My experience of sport, like many others, was informed from my school days. Being a plump child and not particularly good at anything, I was often left standing in my aertex top, plimsolls and chest high PE knickers in the blistering rain, waiting to be picked reluctantly by a fit, competent team captain.

My PE teachers were not much better, their focus was on winning coveted inter-school competitions and stragglers and poor performers like myself were, at best, tolerated and at worst ignored.  My parents could not have been more disinterested in sport and did not encourage any of us to take part in activities.  So if  campaigns like This Girl Can were around in my day, I am sure this would have motivated me and many others who had little direction and role models to keep on trying.

It was based on my experiences that I was determined that my children would find an interest in some form of physical activity, to ensure that my history did not repeat itself. My daughter found kick-boxing and my son found football, despite neither of them having a good experience with sport at school.  This meant lots of trips, forgoing Saturday and Sunday mornings to ferry him around to matches and events and the cost of replacing equipment particularly football boots every few months to cope with ever expanding feet.  My kids continue in physical activity now they are older and I put this down to them having opportunities and a supportive single parent with sufficient resources to make it happen.

It should come as no surprise that my conclusions about healthy and active lifestyles are rooted in our early experience and dependent on the following conditions:

  • Parents/Guardians have to play a critical role in encouraging, supporting and motivating their children to take part in activities, regardless of their abilities
  • Parents/Guardians have to have the time and financial resources and access to transport to support this participation
  • Schools need to work with parents/guardians and recognise the value that extra-curricular activities have on a child’s development and reinforce positive messages about participation regardless of ability.

Taking this further, active participation in physical activity in adulthood comes down to having the time, resources and confidence to take part.  I discovered I was a reasonable swimmer in my thirties and really enjoyed it, swimming up to three miles a week.  But sustaining it was a problem because of working, commuting and family commitments which meant that something had to give way in my life. Now some of those responsibilities have abated I am looking to start swimming again but the cost of using a private gym where I can be guaranteed of a lane is going to set me back a pretty penny. 

But participation is also linked to facilities that fit around people’s lifestyles and culture. A small group of muslim women I work with really want to take part in women only swimming sessions, but lack of transport, cost and suitability of the facilities have so far served as barriers for taking part. They are not a big enough group to make it worthwhile for a dedicated session and will find a regular routine difficult to maintain with their caring responsibilities.  The costs of setting something up to cater specifically for these needs would be seen as disproportionate.

My point is that raising participation is not easy, when you factor in personal choice, family circumstances, resources and access.

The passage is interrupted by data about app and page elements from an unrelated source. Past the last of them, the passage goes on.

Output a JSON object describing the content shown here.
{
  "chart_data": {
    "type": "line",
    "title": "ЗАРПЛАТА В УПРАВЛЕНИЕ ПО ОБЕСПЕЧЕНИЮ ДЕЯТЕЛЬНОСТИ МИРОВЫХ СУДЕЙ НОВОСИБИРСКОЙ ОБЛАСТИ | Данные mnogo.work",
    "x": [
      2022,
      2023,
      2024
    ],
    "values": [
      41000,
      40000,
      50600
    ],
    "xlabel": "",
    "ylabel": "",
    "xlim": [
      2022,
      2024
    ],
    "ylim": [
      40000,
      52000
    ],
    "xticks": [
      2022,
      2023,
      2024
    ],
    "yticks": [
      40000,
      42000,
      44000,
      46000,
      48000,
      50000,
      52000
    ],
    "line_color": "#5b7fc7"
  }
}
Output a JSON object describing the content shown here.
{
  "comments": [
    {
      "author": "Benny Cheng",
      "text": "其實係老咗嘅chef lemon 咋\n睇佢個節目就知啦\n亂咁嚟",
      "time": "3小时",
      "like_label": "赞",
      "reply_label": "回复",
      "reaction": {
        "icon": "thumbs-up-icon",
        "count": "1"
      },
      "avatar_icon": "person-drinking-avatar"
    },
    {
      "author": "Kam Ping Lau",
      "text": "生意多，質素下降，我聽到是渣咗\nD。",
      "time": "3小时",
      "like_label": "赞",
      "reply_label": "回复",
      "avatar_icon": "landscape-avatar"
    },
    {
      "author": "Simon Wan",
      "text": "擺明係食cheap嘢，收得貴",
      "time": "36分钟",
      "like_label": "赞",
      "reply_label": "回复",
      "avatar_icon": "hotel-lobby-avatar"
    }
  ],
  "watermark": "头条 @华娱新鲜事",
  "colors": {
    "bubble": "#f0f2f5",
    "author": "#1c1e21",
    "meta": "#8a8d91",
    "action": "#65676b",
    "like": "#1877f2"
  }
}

European Sports Week starts in earnest in a couple of weeks time building european-wide momentum to drive sports participation.  And small grant programmes like Freesport we manage on behalf of the Mayor for London provide an essential lifeline to communities to take part in local activities.  But if we are to reverse the health challenges facing us through physical activity then we need a coordinated approach and one where we can make a generational difference.  Lets start with families and schools.

Caroline Masundire